Work order :: All lines from the entries below that contain the string "desc" should be copied out.

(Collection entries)
____________
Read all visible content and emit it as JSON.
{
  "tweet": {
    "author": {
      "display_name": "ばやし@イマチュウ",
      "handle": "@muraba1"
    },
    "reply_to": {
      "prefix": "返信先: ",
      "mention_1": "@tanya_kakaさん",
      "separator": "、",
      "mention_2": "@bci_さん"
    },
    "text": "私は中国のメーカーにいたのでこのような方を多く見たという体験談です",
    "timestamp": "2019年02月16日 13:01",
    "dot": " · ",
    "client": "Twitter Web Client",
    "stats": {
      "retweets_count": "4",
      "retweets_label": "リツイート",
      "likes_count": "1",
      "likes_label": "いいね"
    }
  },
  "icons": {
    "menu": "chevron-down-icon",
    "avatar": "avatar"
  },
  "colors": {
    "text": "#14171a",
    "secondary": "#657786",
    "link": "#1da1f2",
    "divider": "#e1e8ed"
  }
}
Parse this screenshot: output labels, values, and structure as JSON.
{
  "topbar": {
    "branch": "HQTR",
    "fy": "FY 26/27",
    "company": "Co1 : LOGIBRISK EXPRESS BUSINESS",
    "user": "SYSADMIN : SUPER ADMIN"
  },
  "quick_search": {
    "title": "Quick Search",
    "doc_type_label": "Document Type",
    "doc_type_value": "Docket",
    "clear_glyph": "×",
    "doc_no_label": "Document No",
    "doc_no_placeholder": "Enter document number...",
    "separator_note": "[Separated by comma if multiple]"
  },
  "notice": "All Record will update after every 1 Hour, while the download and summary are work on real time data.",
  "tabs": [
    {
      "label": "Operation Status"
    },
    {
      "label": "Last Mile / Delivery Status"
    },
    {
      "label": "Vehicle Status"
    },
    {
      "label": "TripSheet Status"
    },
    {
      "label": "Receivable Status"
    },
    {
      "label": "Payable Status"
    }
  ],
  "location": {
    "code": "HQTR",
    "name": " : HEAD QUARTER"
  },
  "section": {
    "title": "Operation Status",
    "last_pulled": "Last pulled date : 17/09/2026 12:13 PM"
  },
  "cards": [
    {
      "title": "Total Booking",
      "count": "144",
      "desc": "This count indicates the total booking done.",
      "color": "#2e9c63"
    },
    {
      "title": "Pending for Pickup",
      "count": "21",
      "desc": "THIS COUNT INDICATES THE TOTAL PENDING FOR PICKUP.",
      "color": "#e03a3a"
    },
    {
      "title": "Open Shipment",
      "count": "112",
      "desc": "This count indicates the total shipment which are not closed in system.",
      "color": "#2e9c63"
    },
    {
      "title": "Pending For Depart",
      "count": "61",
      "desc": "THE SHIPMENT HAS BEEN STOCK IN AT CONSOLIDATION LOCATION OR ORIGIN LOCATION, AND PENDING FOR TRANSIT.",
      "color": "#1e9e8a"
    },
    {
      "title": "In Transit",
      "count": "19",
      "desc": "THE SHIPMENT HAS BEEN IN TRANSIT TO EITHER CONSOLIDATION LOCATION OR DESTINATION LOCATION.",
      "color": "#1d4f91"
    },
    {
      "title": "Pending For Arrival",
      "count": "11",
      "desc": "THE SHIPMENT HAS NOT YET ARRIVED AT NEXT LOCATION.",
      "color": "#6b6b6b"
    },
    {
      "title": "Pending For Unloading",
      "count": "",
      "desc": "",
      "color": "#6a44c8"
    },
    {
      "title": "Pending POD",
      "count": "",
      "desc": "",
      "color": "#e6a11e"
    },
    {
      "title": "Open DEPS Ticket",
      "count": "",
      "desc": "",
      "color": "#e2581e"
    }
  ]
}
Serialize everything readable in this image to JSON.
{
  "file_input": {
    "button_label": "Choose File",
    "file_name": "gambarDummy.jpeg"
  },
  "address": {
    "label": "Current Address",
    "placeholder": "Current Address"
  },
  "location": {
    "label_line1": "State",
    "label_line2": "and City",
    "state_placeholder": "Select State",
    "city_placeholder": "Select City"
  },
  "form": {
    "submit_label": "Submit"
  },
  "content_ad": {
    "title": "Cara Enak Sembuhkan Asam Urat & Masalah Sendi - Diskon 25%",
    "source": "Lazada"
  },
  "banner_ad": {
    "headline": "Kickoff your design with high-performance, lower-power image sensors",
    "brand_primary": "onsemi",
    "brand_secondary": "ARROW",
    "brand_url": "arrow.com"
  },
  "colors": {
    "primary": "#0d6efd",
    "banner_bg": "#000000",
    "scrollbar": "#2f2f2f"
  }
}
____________
Exercise response ::
      "desc": "This count indicates the total booking done.",
      "desc": "THIS COUNT INDICATES THE TOTAL PENDING FOR PICKUP.",
      "desc": "This count indicates the total shipment which are not closed in system.",
      "desc": "THE SHIPMENT HAS BEEN STOCK IN AT CONSOLIDATION LOCATION OR ORIGIN LOCATION, AND PENDING FOR TRANSIT.",
      "desc": "THE SHIPMENT HAS BEEN IN TRANSIT TO EITHER CONSOLIDATION LOCATION OR DESTINATION LOCATION.",
      "desc": "THE SHIPMENT HAS NOT YET ARRIVED AT NEXT LOCATION.",
      "desc": "",
      "desc": "",
      "desc": "",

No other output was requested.